Windows 7 Has the Touch


Some of the folks anxious to see how the coming launch of Windows 7 goes over are those hoping that the operating system's touchscreen or multitouch capabilities will increase demand for their touch-based applications. IdentityMine, for example, has kept employment levels steady while others in the space couldn't by working on apps for Microsoft's Surface tabletop computing system, and now for Windows 7, as well. If this capability is what consumers indicate they want to use in their new Windows 7 machines, the company will be well-positioned, and maybe a bit lonely. It's a bit of a chicken and egg situation right now, as most folks haven't had much experience with touchscreens, so they don't know if they would want one or not. And those that do want one may be asking what touch-enabled apps they can anticipate using in the near future.

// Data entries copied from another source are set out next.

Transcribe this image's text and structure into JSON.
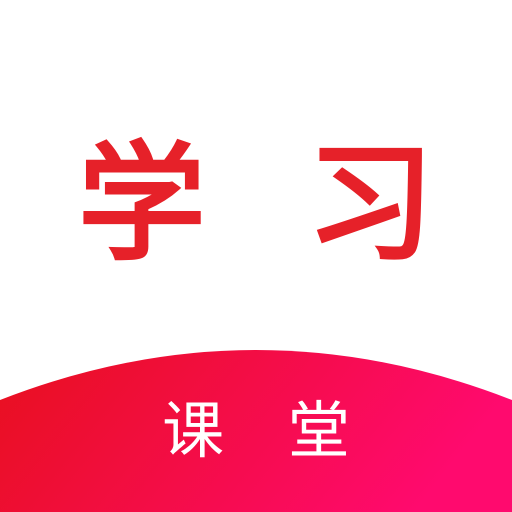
{
  "app_icon": {
    "title": "学 习",
    "subtitle": "课 堂"
  },
  "colors": {
    "background": "#ffffff",
    "title_color": "#e62129",
    "banner_gradient_start": "#e8101e",
    "banner_gradient_end": "#ff0a6e",
    "subtitle_color": "#ffffff"
  }
}
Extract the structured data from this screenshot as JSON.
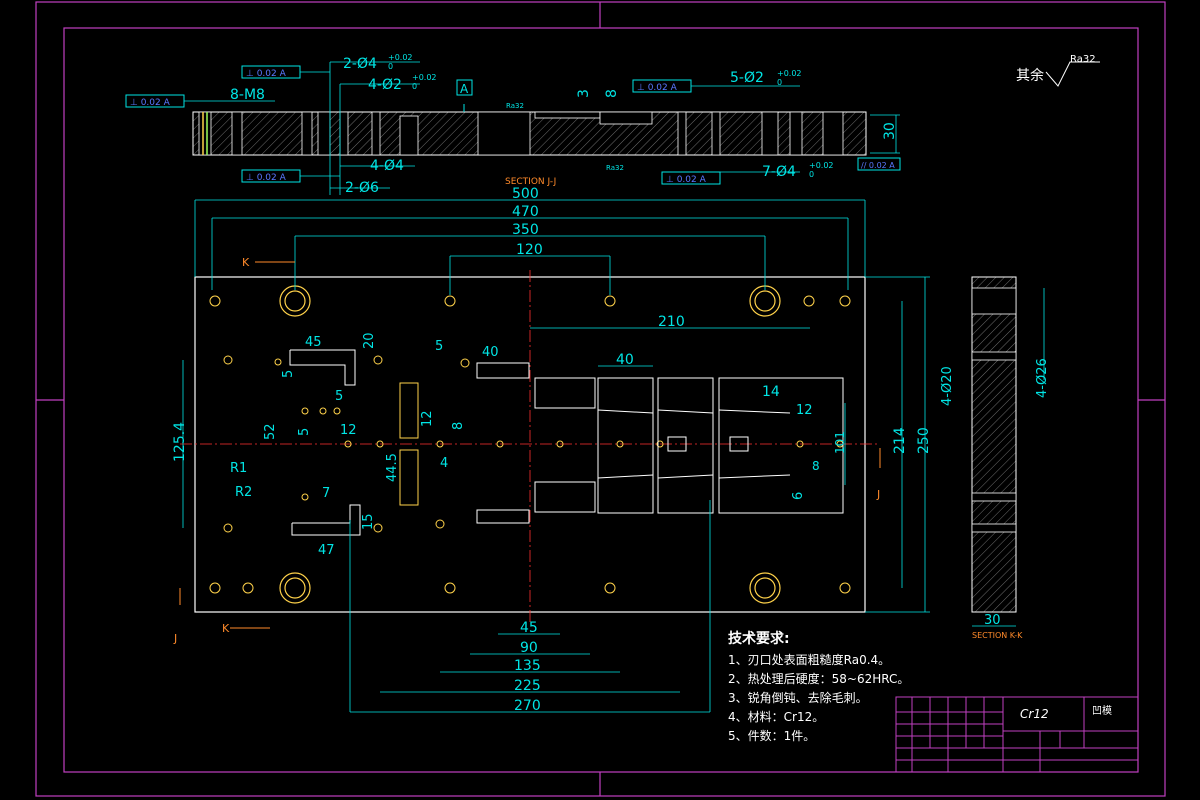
{
  "section_labels": {
    "top": "SECTION J-J",
    "side": "SECTION K-K"
  },
  "surface_note": {
    "label": "其余",
    "value": "Ra32"
  },
  "top_view": {
    "tolerances": [
      {
        "frame": "⊥ 0.02 A"
      },
      {
        "frame": "⊥ 0.02 A"
      },
      {
        "frame": "⊥ 0.02 A"
      },
      {
        "frame": "⊥ 0.02 A"
      },
      {
        "frame": "⊥ 0.02 A"
      },
      {
        "frame": "// 0.02 A"
      }
    ],
    "datum": "A",
    "callouts": {
      "thread": "8-M8",
      "hole_2_d4": "2-Ø4",
      "hole_4_d2": "4-Ø2",
      "hole_4_d4": "4-Ø4",
      "hole_2_d6": "2-Ø6",
      "hole_5_d2": "5-Ø2",
      "hole_7_d4": "7-Ø4",
      "tol_up": "+0.02",
      "tol_low": "0",
      "dim_3": "3",
      "dim_8": "8",
      "thickness": "30",
      "ra_1": "Ra32",
      "ra_2": "Ra32"
    }
  },
  "plan_view": {
    "h_dims": [
      "500",
      "470",
      "350",
      "120",
      "210",
      "40",
      "14",
      "45",
      "90",
      "135",
      "225",
      "270"
    ],
    "v_dims": [
      "250",
      "214",
      "125.4",
      "101",
      "8"
    ],
    "side_dims": {
      "hole_a": "4-Ø20",
      "hole_b": "4-Ø26",
      "thick": "30"
    },
    "small_dims": {
      "d45": "45",
      "d20": "20",
      "d5a": "5",
      "d5b": "5",
      "d40": "40",
      "d5c": "5",
      "d12a": "12",
      "d12b": "12",
      "d12c": "12",
      "d8": "8",
      "d5d": "5",
      "d47": "47",
      "d52": "52",
      "d7": "7",
      "d445": "44.5",
      "d4": "4",
      "d6": "6",
      "r1": "R1",
      "r2": "R2",
      "d15": "15"
    },
    "cuts": {
      "k_top": "K",
      "k_bottom": "K",
      "j_left": "J",
      "j_right": "J"
    }
  },
  "tech_requirements": {
    "title": "技术要求:",
    "items": [
      "1、刃口处表面粗糙度Ra0.4。",
      "2、热处理后硬度：58~62HRC。",
      "3、锐角倒钝、去除毛刺。",
      "4、材料：Cr12。",
      "5、件数：1件。"
    ]
  },
  "title_block": {
    "material": "Cr12",
    "part_name": "凹模"
  },
  "colors": {
    "border": "#c040c0",
    "dim": "#00e5e5",
    "part": "#ffffff",
    "center": "#ff3030",
    "hole": "#ffd24a",
    "note": "#ff8a2a"
  }
}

The Microsoft Touch Pack available to OEMs to demonstrate multitouch contains three games and three game-like applications designed for Surface and rewritten for Windows 7. Fun, but not yet a fully formed set of examples of what the interface could do. For business tech purchasers and users, even if they're prepared to shell out for new hardware and software, the reality is that the technology is in most cases better suited to receiving data and perhaps manipulating it than to inputting it. This interesting piece at Accountancy Age attempts to predict what folks in that profession could do with touch, though the ideas are applicable for many positions. For instance, David Doyle of Capgemini says he can see productivity gains in the marriage of touch and business intelligence -- again, using the interface to effectively present data to less-technical folks, not to collect it.

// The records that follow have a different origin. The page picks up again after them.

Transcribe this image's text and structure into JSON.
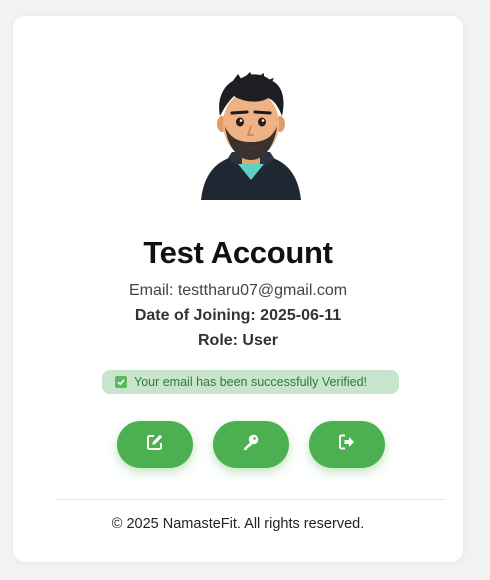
{
  "profile": {
    "name": "Test Account",
    "email_line": "Email: testtharu07@gmail.com",
    "joining_line": "Date of Joining: 2025-06-11",
    "role_line": "Role: User"
  },
  "status": {
    "verified_text": "Your email has been successfully Verified!",
    "icon": "checkbox-checked-icon"
  },
  "actions": [
    {
      "icon": "edit-icon",
      "label": "Edit profile"
    },
    {
      "icon": "key-icon",
      "label": "Change password"
    },
    {
      "icon": "logout-icon",
      "label": "Logout"
    }
  ],
  "footer": {
    "text": "© 2025 NamasteFit. All rights reserved."
  },
  "colors": {
    "accent": "#4caf50",
    "badge_bg": "#c8e4cc",
    "badge_text": "#2f7a3a"
  }
}
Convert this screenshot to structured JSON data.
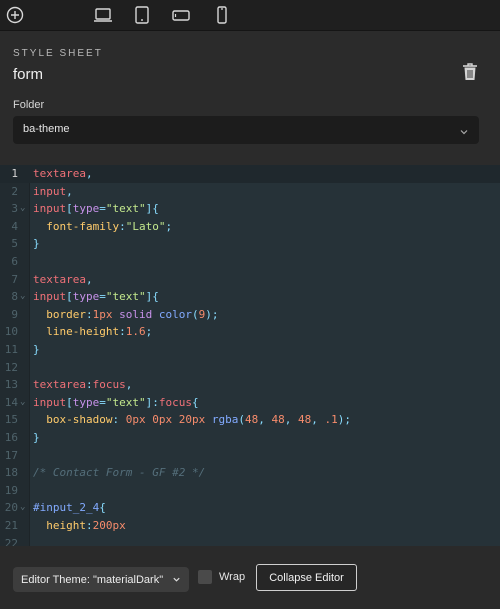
{
  "toolbar": {
    "icons": [
      "add-circle-icon",
      "laptop-icon",
      "tablet-icon",
      "phone-landscape-icon",
      "phone-portrait-icon"
    ]
  },
  "stylesheet": {
    "section_label": "STYLE SHEET",
    "name": "form",
    "delete_icon": "trash-icon"
  },
  "folder": {
    "label": "Folder",
    "selected": "ba-theme"
  },
  "editor": {
    "active_line": 1,
    "lines": [
      {
        "n": "1",
        "fold": "",
        "tokens": [
          [
            "sel",
            "textarea"
          ],
          [
            "punc",
            ","
          ]
        ]
      },
      {
        "n": "2",
        "fold": "",
        "tokens": [
          [
            "sel",
            "input"
          ],
          [
            "punc",
            ","
          ]
        ]
      },
      {
        "n": "3",
        "fold": "⌄",
        "tokens": [
          [
            "sel",
            "input"
          ],
          [
            "punc",
            "["
          ],
          [
            "attr",
            "type"
          ],
          [
            "punc",
            "="
          ],
          [
            "str",
            "\"text\""
          ],
          [
            "punc",
            "]{"
          ]
        ]
      },
      {
        "n": "4",
        "fold": "",
        "tokens": [
          [
            "plain",
            "  "
          ],
          [
            "prop",
            "font-family"
          ],
          [
            "punc",
            ":"
          ],
          [
            "str",
            "\"Lato\""
          ],
          [
            "punc",
            ";"
          ]
        ]
      },
      {
        "n": "5",
        "fold": "",
        "tokens": [
          [
            "punc",
            "}"
          ]
        ]
      },
      {
        "n": "6",
        "fold": "",
        "tokens": []
      },
      {
        "n": "7",
        "fold": "",
        "tokens": [
          [
            "sel",
            "textarea"
          ],
          [
            "punc",
            ","
          ]
        ]
      },
      {
        "n": "8",
        "fold": "⌄",
        "tokens": [
          [
            "sel",
            "input"
          ],
          [
            "punc",
            "["
          ],
          [
            "attr",
            "type"
          ],
          [
            "punc",
            "="
          ],
          [
            "str",
            "\"text\""
          ],
          [
            "punc",
            "]{"
          ]
        ]
      },
      {
        "n": "9",
        "fold": "",
        "tokens": [
          [
            "plain",
            "  "
          ],
          [
            "prop",
            "border"
          ],
          [
            "punc",
            ":"
          ],
          [
            "num",
            "1px"
          ],
          [
            "plain",
            " "
          ],
          [
            "kw",
            "solid"
          ],
          [
            "plain",
            " "
          ],
          [
            "fn",
            "color"
          ],
          [
            "punc",
            "("
          ],
          [
            "num",
            "9"
          ],
          [
            "punc",
            ");"
          ]
        ]
      },
      {
        "n": "10",
        "fold": "",
        "tokens": [
          [
            "plain",
            "  "
          ],
          [
            "prop",
            "line-height"
          ],
          [
            "punc",
            ":"
          ],
          [
            "num",
            "1.6"
          ],
          [
            "punc",
            ";"
          ]
        ]
      },
      {
        "n": "11",
        "fold": "",
        "tokens": [
          [
            "punc",
            "}"
          ]
        ]
      },
      {
        "n": "12",
        "fold": "",
        "tokens": []
      },
      {
        "n": "13",
        "fold": "",
        "tokens": [
          [
            "sel",
            "textarea"
          ],
          [
            "punc",
            ":"
          ],
          [
            "sel",
            "focus"
          ],
          [
            "punc",
            ","
          ]
        ]
      },
      {
        "n": "14",
        "fold": "⌄",
        "tokens": [
          [
            "sel",
            "input"
          ],
          [
            "punc",
            "["
          ],
          [
            "attr",
            "type"
          ],
          [
            "punc",
            "="
          ],
          [
            "str",
            "\"text\""
          ],
          [
            "punc",
            "]:"
          ],
          [
            "sel",
            "focus"
          ],
          [
            "punc",
            "{"
          ]
        ]
      },
      {
        "n": "15",
        "fold": "",
        "tokens": [
          [
            "plain",
            "  "
          ],
          [
            "prop",
            "box-shadow"
          ],
          [
            "punc",
            ": "
          ],
          [
            "num",
            "0px"
          ],
          [
            "plain",
            " "
          ],
          [
            "num",
            "0px"
          ],
          [
            "plain",
            " "
          ],
          [
            "num",
            "20px"
          ],
          [
            "plain",
            " "
          ],
          [
            "fn",
            "rgba"
          ],
          [
            "punc",
            "("
          ],
          [
            "num",
            "48"
          ],
          [
            "punc",
            ", "
          ],
          [
            "num",
            "48"
          ],
          [
            "punc",
            ", "
          ],
          [
            "num",
            "48"
          ],
          [
            "punc",
            ", "
          ],
          [
            "num",
            ".1"
          ],
          [
            "punc",
            ");"
          ]
        ]
      },
      {
        "n": "16",
        "fold": "",
        "tokens": [
          [
            "punc",
            "}"
          ]
        ]
      },
      {
        "n": "17",
        "fold": "",
        "tokens": []
      },
      {
        "n": "18",
        "fold": "",
        "tokens": [
          [
            "comment",
            "/* Contact Form - GF #2 */"
          ]
        ]
      },
      {
        "n": "19",
        "fold": "",
        "tokens": []
      },
      {
        "n": "20",
        "fold": "⌄",
        "tokens": [
          [
            "id",
            "#input_2_4"
          ],
          [
            "punc",
            "{"
          ]
        ]
      },
      {
        "n": "21",
        "fold": "",
        "tokens": [
          [
            "plain",
            "  "
          ],
          [
            "prop",
            "height"
          ],
          [
            "punc",
            ":"
          ],
          [
            "num",
            "200px"
          ]
        ]
      },
      {
        "n": "22",
        "fold": "",
        "tokens": []
      }
    ]
  },
  "footer": {
    "theme_button": "Editor Theme: \"materialDark\"",
    "wrap_label": "Wrap",
    "wrap_checked": false,
    "collapse_button": "Collapse Editor"
  }
}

Users will also need a machine on which to use multitouch. BusinessWeek's Stephen Wildstrom says that touch capabilities might bring laptop users back to the desktop, based on his review of the Dell Studio One 19. The touchscreen monitor is quiet, clean-looking, and worked great with an early version of Windows 7. He also gave a nod to HP's TouchSmart. Mary-Jo Foley at ZDNet, who is not a huge fan of touchscreens, asks whether netbooks might score another win if folks decide that they are best-suited to touch apps -- if only, that is, there were some apps to be had. And Michael Scalisi, writing at PCWorld, is already sold, saying that touchscreen netbooks will "likely have massive appeal for business users." He thinks they'll be happy to use the interface in working with spreadsheets and word processing.